Saturday, June 16, 2007
The Sound of Pain
I have called this blog The Sound of Pain to express my sadness at the events that transpired here yesterday. A quiet day in the river valley was shattered with the sound of chainsaws, the crashing of trees, and the grinding whirring engine of the bulldozer. Just behind the house a whole area was being cleared for development. I watched as the birds looked on, askance, at their trees disappearing into the earth.
The river provides a place of beauty and tranquility, a real contrast to the pandamonium that transpires when developers make place for new housing by destroying the housing of animals, birds and insects.

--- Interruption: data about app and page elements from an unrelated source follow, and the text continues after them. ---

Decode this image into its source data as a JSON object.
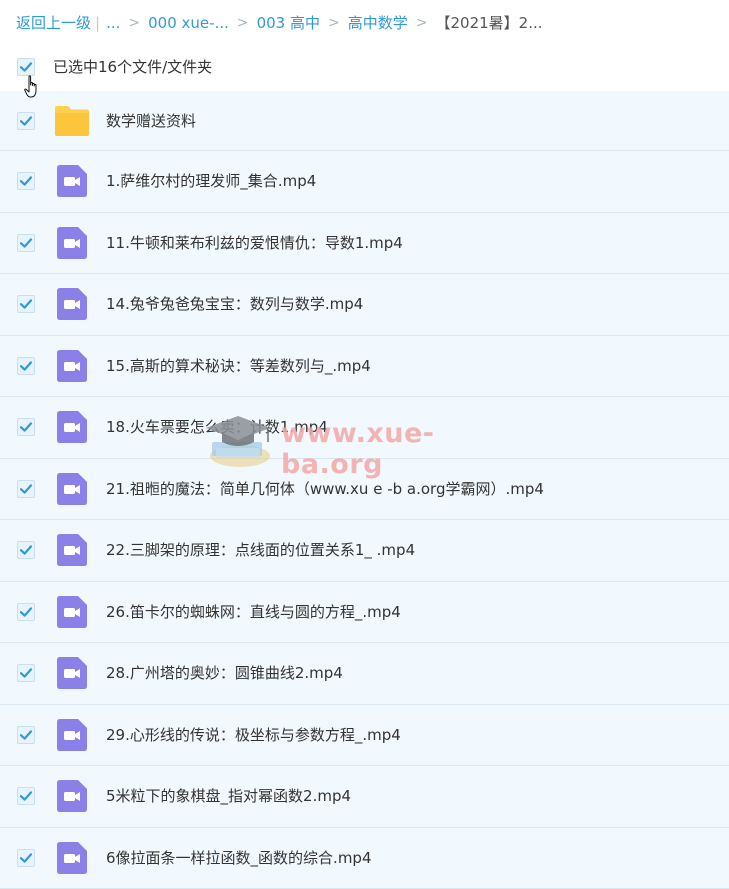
{
  "breadcrumb": {
    "back": "返回上一级",
    "pipe": "|",
    "ellipsis": "...",
    "sep": ">",
    "items": [
      "000 xue-...",
      "003 高中",
      "高中数学"
    ],
    "current": "【2021暑】2..."
  },
  "selection": {
    "label": "已选中16个文件/文件夹",
    "checked": true
  },
  "files": [
    {
      "name": "数学赠送资料",
      "type": "folder",
      "checked": true
    },
    {
      "name": "1.萨维尔村的理发师_集合.mp4",
      "type": "video",
      "checked": true
    },
    {
      "name": "11.牛顿和莱布利兹的爱恨情仇：导数1.mp4",
      "type": "video",
      "checked": true
    },
    {
      "name": "14.兔爷兔爸兔宝宝：数列与数学.mp4",
      "type": "video",
      "checked": true
    },
    {
      "name": "15.高斯的算术秘诀：等差数列与_.mp4",
      "type": "video",
      "checked": true
    },
    {
      "name": "18.火车票要怎么卖：计数1.mp4",
      "type": "video",
      "checked": true
    },
    {
      "name": "21.祖暅的魔法：简单几何体（www.xu e -b a.org学霸网）.mp4",
      "type": "video",
      "checked": true
    },
    {
      "name": "22.三脚架的原理：点线面的位置关系1_ .mp4",
      "type": "video",
      "checked": true
    },
    {
      "name": "26.笛卡尔的蜘蛛网：直线与圆的方程_.mp4",
      "type": "video",
      "checked": true
    },
    {
      "name": "28.广州塔的奥妙：圆锥曲线2.mp4",
      "type": "video",
      "checked": true
    },
    {
      "name": "29.心形线的传说：极坐标与参数方程_.mp4",
      "type": "video",
      "checked": true
    },
    {
      "name": "5米粒下的象棋盘_指对幂函数2.mp4",
      "type": "video",
      "checked": true
    },
    {
      "name": "6像拉面条一样拉函数_函数的综合.mp4",
      "type": "video",
      "checked": true
    }
  ],
  "watermark": {
    "text": "www.xue-ba.org"
  },
  "colors": {
    "link": "#2f9bd6",
    "row_bg": "#f1f8fe",
    "checkbox_tick": "#2f9bd6",
    "video_icon": "#8b7fe8",
    "folder_icon": "#fdd04f"
  }
}
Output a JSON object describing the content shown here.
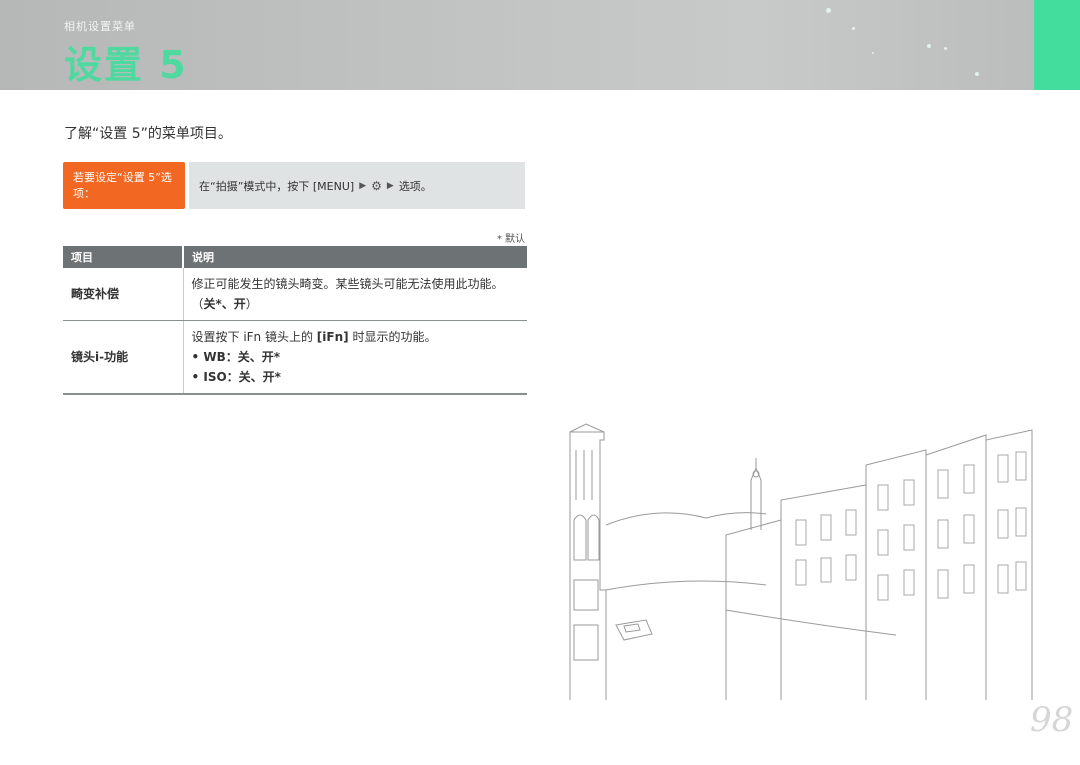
{
  "header": {
    "section_label": "相机设置菜单",
    "page_title": "设置 5"
  },
  "intro": "了解“设置 5”的菜单项目。",
  "howto": {
    "label": "若要设定“设置 5”选项：",
    "prefix": "在“拍摄”模式中，按下 [MENU]",
    "settings_icon": "gear-icon",
    "arrow_icon": "triangle-right-icon",
    "suffix": "选项。"
  },
  "default_note": "* 默认",
  "table": {
    "headers": [
      "项目",
      "说明"
    ],
    "rows": [
      {
        "item": "畸变补偿",
        "desc_main": "修正可能发生的镜头畸变。某些镜头可能无法使用此功能。（",
        "desc_bold": "关*、开",
        "desc_end": "）"
      },
      {
        "item": "镜头i-功能",
        "desc_pre": "设置按下 iFn 镜头上的 ",
        "desc_key": "[iFn]",
        "desc_post": " 时显示的功能。",
        "options": [
          "WB：关、开*",
          "ISO：关、开*"
        ]
      }
    ]
  },
  "page_number": "98",
  "colors": {
    "accent_green": "#43dd9d",
    "heading_green": "#4fd9a0",
    "orange": "#f26722",
    "header_gray": "#c2c4c4",
    "table_header": "#6d7374"
  }
}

In the past few weeks, all round this area, the sound of the chainsaw has not been far away. Trees are making way for new housing and the whole area is undergoing a massive transformation as old houses are demolished for appartment living. The bush turkeys still walk up and down the street looking for food and digging up the front garden. And at night I hear the bats chatting and sqwark-a-ling, but the trees that were their blossom providers as well as food and home for possums and other creatures have been torn away, and the heart of the earth is in pain, like my own.
Yesterday was just the first of many days to come of the sight and and sound of painful devastation. To cope with this sadness for the madness, I seek solace in the inspirational words of Wendell Berry, in his poem 'The Peace of Wild Things'.
The Peace of Wild Things
When despair for the world grows in me
and I wake in the night at the least sound
in fear of what my life and my children's lives may be,
I go and lie down where the wood drake
rests in his beauty on the water, and the great heron feeds.
I come into the peace of wild things
who do not tax their lives with forethought
of grief. I come into the presence of still water.
And I feel above me the day-blind stars
waiting with their light. For a time
I rest in the grace of the world, and am free.
The pain of suffering of human and earth often acts as a catalyst for people to become more aware of social and environmental injustices. Witnessing environmental destruction as an adult or child has beern the impulse for action, as if the grief of feeling the earth's pain becomes the motivation for trying to ease any future suffering. When sacred places like the homes for small creatures are destroyed, when people catch their first glimpse of clear felling, when they, like the founder of Sea Shepherd look into the eye of the just harpooned, now dying whale, their grief overflows.
Environmental carer Joanna Macy balances the depths of grief and despair with action and ritual. Recently I took part in a Council of All Beings ceremony right on the edge of the Brisbane River.
In this ritual, we give voice to the being and species who have been silenced by environmental despair. We don masks of other beings, animals, plants, birds, elements, insects, fish, coral reefs, forest moss, trees, and one by one, in the guise of our chosen 'being', we speak out on behalf of, and as the animals, expressing our sadness at what humans have done,and are doing, to the precious and sacred environment.
The paved-over and over-logged society has forgotten its inimate connection with the natural world. We are nature but we need the otherness of nature to remind us of our human-ness. This is at the heart of the second part of the Council of All Beings ritual. After sharing our sadness, even outrage at what humans have done to the sacred land and sea, we stand in circle and one my one, still in the guise of our chosen being, we offer our quality, our character, the sense of our identity, to the human. Qualities of tenacity, of aliveness, of laughter, of dance, of beauty, of vision and wisdom.
Then we dance our connection with the beings. Us as nature, with nature, dancing in partnership, being inspired and in-spirited. The Council of All Beings ritual helps us learn to listen, and to hear with a different hearing, to speak with a different voice, to feel and declare with words, the songs and dances embedded in the land, the rivers and the oceans. Gary Lawless says it simply in his moving poem, 'Earth Prayers'.
When the animals come to us
asking for our help
will we know what they are saying?
When the plants speak to us
in their delicate beautiful language,
will we be able to answer them?
When the planet herself
sings to us in dreams,
will we be able to wake ourselves, and act?
(cited in Whitney, 1995:57)
If you would like to add a comment, click on 'Comment' just below.
Berry W, 1985, Collected Poems, New York, North Point Press.
Whitney D, 1995, 'Spirituality as an Organizing Principle,' in World Business Academy Perspectives, 9, 4, 51-62.